DATA TO PROCESS
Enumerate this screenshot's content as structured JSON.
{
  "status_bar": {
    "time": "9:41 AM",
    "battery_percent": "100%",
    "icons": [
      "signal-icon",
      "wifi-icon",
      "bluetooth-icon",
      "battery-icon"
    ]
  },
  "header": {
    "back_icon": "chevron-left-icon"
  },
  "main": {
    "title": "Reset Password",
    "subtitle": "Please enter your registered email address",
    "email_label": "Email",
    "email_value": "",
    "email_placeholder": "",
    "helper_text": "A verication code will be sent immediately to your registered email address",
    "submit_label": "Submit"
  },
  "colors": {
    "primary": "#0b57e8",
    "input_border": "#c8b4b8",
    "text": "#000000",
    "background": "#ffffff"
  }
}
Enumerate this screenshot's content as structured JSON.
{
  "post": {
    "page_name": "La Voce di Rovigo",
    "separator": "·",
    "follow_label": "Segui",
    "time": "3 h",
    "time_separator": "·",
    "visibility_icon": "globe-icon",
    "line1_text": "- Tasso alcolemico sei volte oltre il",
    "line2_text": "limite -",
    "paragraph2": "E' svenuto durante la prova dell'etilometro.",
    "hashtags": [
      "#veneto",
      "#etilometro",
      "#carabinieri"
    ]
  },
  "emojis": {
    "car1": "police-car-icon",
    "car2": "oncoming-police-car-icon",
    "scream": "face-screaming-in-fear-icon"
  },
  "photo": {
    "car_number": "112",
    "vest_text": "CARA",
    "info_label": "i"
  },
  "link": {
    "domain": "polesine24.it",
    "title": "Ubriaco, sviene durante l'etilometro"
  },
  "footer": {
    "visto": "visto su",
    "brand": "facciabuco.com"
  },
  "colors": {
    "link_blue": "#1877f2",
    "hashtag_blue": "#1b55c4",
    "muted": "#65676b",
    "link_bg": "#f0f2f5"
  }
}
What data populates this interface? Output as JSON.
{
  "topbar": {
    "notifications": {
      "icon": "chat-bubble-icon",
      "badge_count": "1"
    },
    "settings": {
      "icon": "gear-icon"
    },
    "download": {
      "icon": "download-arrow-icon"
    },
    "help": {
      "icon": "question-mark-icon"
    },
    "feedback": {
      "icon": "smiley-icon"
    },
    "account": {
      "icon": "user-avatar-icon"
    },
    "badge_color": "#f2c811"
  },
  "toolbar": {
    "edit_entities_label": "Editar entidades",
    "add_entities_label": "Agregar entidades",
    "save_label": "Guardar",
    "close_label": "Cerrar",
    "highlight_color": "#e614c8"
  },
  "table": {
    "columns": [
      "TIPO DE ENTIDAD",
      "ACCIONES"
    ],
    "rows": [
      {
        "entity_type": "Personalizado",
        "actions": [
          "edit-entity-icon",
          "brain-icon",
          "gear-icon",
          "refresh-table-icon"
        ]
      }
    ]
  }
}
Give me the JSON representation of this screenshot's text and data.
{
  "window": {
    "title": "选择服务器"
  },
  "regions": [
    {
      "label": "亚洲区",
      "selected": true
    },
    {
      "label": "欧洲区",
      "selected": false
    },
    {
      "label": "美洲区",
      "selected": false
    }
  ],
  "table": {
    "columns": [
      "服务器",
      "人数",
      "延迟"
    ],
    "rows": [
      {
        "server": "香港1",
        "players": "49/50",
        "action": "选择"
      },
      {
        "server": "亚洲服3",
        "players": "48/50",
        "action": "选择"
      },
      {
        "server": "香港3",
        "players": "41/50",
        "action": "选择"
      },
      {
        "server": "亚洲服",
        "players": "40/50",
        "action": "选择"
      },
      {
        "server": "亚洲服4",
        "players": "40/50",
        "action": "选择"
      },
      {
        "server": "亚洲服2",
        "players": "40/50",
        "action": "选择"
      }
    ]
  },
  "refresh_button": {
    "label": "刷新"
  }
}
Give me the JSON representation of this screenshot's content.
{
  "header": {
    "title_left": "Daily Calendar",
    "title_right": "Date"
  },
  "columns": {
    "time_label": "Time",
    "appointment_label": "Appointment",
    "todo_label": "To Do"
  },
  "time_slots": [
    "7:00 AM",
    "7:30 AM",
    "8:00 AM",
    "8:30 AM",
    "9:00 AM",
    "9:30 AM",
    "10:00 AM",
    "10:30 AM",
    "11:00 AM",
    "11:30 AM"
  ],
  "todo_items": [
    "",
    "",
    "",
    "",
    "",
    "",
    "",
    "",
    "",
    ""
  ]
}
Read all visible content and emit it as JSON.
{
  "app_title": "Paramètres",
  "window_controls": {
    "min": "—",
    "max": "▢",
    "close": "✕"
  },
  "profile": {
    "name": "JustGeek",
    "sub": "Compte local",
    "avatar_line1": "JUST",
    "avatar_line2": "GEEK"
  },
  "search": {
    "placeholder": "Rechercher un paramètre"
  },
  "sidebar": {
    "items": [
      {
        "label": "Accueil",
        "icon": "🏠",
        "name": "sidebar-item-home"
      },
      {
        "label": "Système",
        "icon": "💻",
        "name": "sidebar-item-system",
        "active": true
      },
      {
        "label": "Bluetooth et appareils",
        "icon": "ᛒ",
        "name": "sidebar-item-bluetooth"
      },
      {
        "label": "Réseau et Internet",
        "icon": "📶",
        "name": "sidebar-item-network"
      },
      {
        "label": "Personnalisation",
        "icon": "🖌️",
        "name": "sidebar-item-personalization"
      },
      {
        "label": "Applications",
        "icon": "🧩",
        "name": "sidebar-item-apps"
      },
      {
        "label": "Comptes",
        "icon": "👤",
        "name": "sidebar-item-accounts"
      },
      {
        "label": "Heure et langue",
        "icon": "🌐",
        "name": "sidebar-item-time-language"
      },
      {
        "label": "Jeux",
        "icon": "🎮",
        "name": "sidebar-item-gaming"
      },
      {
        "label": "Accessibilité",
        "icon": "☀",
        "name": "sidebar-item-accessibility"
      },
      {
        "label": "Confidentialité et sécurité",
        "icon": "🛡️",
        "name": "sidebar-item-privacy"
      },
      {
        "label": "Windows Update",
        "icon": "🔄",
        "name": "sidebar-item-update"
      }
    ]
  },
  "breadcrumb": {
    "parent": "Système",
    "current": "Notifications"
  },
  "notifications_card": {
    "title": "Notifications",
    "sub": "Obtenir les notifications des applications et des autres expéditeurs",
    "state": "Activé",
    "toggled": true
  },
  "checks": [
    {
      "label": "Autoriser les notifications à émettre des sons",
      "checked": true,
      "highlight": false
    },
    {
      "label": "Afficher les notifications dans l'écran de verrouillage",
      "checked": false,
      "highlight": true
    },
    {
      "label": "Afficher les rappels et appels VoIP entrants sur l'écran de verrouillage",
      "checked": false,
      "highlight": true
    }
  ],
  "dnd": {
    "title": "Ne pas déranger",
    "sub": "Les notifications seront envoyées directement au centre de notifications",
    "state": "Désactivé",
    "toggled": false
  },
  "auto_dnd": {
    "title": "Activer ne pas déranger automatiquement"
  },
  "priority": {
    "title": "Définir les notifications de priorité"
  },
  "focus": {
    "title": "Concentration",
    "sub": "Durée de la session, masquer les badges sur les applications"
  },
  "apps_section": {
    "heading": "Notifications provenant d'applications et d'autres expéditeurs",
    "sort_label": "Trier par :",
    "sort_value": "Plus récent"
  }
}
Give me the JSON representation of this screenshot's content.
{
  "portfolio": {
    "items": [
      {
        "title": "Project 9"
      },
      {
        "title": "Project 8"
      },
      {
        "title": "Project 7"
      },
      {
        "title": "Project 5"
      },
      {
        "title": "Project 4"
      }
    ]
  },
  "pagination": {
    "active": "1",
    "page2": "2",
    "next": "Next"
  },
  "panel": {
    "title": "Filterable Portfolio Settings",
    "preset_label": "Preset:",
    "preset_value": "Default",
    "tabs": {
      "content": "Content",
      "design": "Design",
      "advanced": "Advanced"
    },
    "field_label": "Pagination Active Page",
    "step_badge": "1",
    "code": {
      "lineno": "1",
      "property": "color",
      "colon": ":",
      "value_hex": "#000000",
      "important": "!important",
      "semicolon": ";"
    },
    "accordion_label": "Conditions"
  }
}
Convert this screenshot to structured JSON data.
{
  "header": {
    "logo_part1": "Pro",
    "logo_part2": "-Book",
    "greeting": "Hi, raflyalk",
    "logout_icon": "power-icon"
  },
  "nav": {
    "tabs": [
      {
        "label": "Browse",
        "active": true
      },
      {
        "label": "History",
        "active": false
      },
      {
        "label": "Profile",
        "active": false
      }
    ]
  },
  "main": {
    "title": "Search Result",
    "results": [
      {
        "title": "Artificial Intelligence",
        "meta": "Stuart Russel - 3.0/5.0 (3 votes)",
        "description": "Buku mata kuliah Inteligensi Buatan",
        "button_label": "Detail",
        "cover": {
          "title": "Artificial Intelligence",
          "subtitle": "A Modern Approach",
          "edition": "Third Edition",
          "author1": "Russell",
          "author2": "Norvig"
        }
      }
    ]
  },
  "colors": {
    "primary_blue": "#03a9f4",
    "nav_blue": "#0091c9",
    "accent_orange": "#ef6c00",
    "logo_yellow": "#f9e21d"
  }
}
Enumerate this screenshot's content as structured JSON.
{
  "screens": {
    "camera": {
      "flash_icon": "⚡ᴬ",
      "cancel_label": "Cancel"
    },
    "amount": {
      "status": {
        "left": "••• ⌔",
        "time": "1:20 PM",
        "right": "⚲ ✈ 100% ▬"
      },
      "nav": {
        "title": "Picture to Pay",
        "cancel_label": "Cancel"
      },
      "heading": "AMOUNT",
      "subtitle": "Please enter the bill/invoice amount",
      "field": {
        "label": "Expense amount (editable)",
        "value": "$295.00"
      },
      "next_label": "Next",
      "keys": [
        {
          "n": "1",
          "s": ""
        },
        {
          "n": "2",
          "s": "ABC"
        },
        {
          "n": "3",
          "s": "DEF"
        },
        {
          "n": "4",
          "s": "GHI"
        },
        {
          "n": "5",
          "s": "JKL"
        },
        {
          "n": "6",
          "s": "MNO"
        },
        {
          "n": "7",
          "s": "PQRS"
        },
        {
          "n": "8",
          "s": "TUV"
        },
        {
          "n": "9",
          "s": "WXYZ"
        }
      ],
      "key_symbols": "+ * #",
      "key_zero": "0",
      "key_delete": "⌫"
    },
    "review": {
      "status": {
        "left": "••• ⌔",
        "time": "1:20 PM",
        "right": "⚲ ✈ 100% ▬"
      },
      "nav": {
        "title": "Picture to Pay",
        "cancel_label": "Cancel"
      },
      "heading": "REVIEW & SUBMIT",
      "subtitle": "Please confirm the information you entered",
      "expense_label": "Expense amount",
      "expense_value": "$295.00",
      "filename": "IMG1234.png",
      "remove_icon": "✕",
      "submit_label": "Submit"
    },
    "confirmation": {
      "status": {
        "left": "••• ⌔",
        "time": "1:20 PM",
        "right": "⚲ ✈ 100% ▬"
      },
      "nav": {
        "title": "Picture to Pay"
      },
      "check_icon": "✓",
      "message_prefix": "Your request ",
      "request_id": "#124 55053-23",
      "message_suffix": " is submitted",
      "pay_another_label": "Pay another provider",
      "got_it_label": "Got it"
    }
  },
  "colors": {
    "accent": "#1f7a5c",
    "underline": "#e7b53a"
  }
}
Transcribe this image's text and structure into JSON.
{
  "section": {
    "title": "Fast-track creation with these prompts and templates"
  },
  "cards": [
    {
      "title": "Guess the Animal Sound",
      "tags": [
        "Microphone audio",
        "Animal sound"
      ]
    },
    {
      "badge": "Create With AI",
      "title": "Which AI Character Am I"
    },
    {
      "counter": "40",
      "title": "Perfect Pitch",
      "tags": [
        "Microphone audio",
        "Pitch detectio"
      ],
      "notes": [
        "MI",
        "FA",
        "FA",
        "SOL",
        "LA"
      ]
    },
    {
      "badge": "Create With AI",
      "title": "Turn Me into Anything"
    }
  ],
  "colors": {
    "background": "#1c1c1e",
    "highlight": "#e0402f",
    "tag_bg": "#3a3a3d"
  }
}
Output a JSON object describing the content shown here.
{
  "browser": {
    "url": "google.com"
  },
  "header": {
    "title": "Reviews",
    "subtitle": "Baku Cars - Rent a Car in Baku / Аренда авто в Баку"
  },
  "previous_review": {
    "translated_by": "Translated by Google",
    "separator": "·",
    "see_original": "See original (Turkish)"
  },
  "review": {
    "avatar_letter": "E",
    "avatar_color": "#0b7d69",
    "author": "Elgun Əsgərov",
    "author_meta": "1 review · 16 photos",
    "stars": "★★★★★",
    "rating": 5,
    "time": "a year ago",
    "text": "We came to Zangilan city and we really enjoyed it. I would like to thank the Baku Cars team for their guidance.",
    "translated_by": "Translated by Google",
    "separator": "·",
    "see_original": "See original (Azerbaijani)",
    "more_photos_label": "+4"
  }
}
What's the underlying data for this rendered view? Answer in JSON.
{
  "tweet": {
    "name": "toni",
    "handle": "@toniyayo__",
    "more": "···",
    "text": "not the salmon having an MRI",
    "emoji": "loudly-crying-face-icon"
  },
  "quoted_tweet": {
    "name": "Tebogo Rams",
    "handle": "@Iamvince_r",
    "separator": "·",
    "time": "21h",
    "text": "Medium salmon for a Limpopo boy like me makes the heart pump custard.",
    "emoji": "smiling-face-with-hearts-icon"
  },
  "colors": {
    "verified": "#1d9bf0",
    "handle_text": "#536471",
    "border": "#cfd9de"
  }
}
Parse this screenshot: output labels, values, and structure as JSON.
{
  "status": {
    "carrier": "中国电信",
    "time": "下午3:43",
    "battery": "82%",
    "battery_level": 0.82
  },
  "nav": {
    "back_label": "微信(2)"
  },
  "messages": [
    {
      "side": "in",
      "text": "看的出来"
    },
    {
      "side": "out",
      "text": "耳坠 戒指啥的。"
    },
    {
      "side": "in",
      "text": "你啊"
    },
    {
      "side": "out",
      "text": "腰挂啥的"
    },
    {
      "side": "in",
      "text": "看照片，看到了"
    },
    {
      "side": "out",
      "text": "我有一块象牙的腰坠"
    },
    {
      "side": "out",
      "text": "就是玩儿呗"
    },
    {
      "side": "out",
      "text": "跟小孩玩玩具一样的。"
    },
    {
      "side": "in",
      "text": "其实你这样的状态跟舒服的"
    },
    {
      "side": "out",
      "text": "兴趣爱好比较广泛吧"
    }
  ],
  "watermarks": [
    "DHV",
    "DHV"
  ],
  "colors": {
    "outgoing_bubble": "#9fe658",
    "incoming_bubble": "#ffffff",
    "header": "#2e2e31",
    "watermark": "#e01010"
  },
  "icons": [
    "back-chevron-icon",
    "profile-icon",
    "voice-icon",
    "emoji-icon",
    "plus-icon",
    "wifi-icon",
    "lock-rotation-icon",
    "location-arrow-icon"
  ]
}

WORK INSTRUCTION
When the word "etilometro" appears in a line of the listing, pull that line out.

PROBLEM SOLUTION
    "paragraph2": "E' svenuto durante la prova dell'etilometro.",
      "#etilometro",
    "title": "Ubriaco, sviene durante l'etilometro"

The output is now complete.